This was traced onto a piece of stretched Arches watercolor paper which was clamped to the animation stand. Each step of the process was photographed, then strung together as a video. I thought Hoagy Carmichael's Stardust would make a good backdrop, and tried to work out a piano arrangement of that song, which I don't really remember very well. Consequently, I'm left free of worries that the Carmichael estate might come knocking on my door with lawyers in tow. The film clip can be seen immediately below, and finished painting below that. If you're unable to access the video embed, try clicking here.
This amounts to a test clip: a means of learning the process. A few things to remember for the next piece:
1. Put greater effort into positioning the work square below the camera and setting the f-stop properly.
2. After turning on a light or opening a door in the studio, remember to darken the room again before resuming work.
3. Refrain from setting my water canister where it casts a shadow on the painting.
4. Try not to forget to trip the shutter now and then.
5. A friend built a special bracket for me that should minimize camera movement on subsequent efforts (thanks to the wonderful sculptor, Don Rambadt)--use it.
6. Put more work into practicing and recording the soundtrack music, or turn to professionals.

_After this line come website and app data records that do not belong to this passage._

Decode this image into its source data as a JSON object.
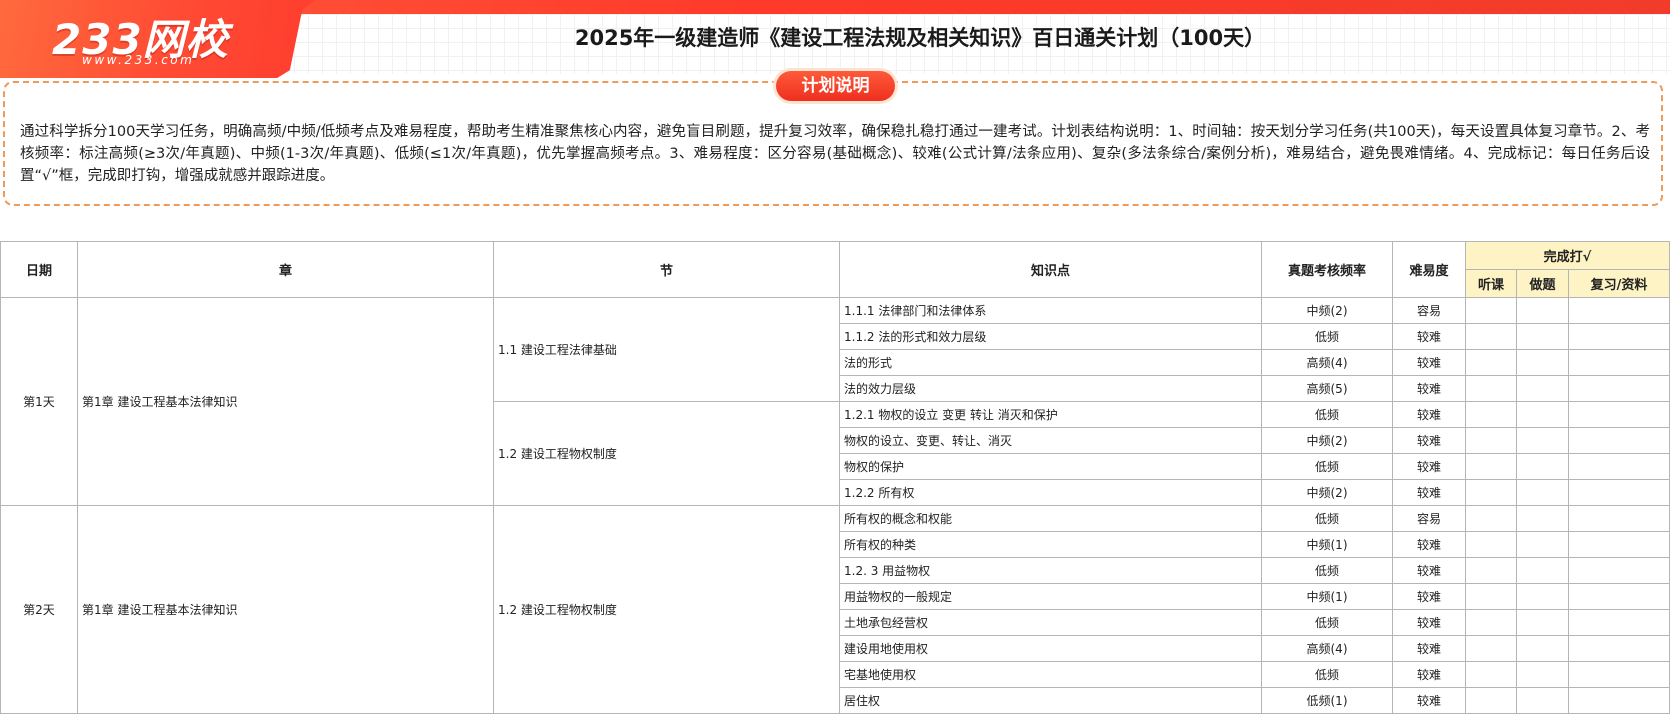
{
  "header": {
    "logo_text": "233网校",
    "logo_url": "www.233.com",
    "title": "2025年一级建造师《建设工程法规及相关知识》百日通关计划（100天）"
  },
  "note": {
    "badge": "计划说明",
    "text": "通过科学拆分100天学习任务，明确高频/中频/低频考点及难易程度，帮助考生精准聚焦核心内容，避免盲目刷题，提升复习效率，确保稳扎稳打通过一建考试。计划表结构说明：1、时间轴：按天划分学习任务(共100天)，每天设置具体复习章节。2、考核频率：标注高频(≥3次/年真题)、中频(1-3次/年真题)、低频(≤1次/年真题)，优先掌握高频考点。3、难易程度：区分容易(基础概念)、较难(公式计算/法条应用)、复杂(多法条综合/案例分析)，难易结合，避免畏难情绪。4、完成标记：每日任务后设置“√”框，完成即打钩，增强成就感并跟踪进度。"
  },
  "colors": {
    "brand_red": "#ff4b34",
    "note_border": "#f09a5a",
    "done_header_bg": "#fdf3c4"
  },
  "table": {
    "headers": {
      "date": "日期",
      "chapter": "章",
      "section": "节",
      "point": "知识点",
      "freq": "真题考核频率",
      "difficulty": "难易度",
      "done": "完成打√",
      "listen": "听课",
      "practice": "做题",
      "review": "复习/资料"
    },
    "days": [
      {
        "day": "第1天",
        "chapter": "第1章 建设工程基本法律知识",
        "sections": [
          {
            "name": "1.1 建设工程法律基础",
            "points": [
              {
                "point": "1.1.1 法律部门和法律体系",
                "freq": "中频(2)",
                "difficulty": "容易"
              },
              {
                "point": "1.1.2 法的形式和效力层级",
                "freq": "低频",
                "difficulty": "较难"
              },
              {
                "point": "法的形式",
                "freq": "高频(4)",
                "difficulty": "较难"
              },
              {
                "point": "法的效力层级",
                "freq": "高频(5)",
                "difficulty": "较难"
              }
            ]
          },
          {
            "name": "1.2 建设工程物权制度",
            "points": [
              {
                "point": "1.2.1 物权的设立 变更 转让 消灭和保护",
                "freq": "低频",
                "difficulty": "较难"
              },
              {
                "point": "物权的设立、变更、转让、消灭",
                "freq": "中频(2)",
                "difficulty": "较难"
              },
              {
                "point": "物权的保护",
                "freq": "低频",
                "difficulty": "较难"
              },
              {
                "point": "1.2.2 所有权",
                "freq": "中频(2)",
                "difficulty": "较难"
              }
            ]
          }
        ]
      },
      {
        "day": "第2天",
        "chapter": "第1章 建设工程基本法律知识",
        "sections": [
          {
            "name": "1.2 建设工程物权制度",
            "points": [
              {
                "point": "所有权的概念和权能",
                "freq": "低频",
                "difficulty": "容易"
              },
              {
                "point": "所有权的种类",
                "freq": "中频(1)",
                "difficulty": "较难"
              },
              {
                "point": "1.2. 3 用益物权",
                "freq": "低频",
                "difficulty": "较难"
              },
              {
                "point": "用益物权的一般规定",
                "freq": "中频(1)",
                "difficulty": "较难"
              },
              {
                "point": "土地承包经营权",
                "freq": "低频",
                "difficulty": "较难"
              },
              {
                "point": "建设用地使用权",
                "freq": "高频(4)",
                "difficulty": "较难"
              },
              {
                "point": "宅基地使用权",
                "freq": "低频",
                "difficulty": "较难"
              },
              {
                "point": "居住权",
                "freq": "低频(1)",
                "difficulty": "较难"
              }
            ]
          }
        ]
      }
    ]
  }
}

At this point I'm close to finishing the next video. It's of a small acrylic of a Northern Casque-headed Treefrog (Hemiphractus fasciatus), and next week should see its posting. In the meantime, you might consider reading up on this fascinating little creature, also called the Banded Horned Treefrog, on Darren Naish's blog.
On an unrelated note, The travelling exhibition, Art of the Rainforest, just opened this weekend at Mt. San Antonio College in Walnut California. This will be the final venue of this show, which has been touring since November of 2005. You can see it through May 8th.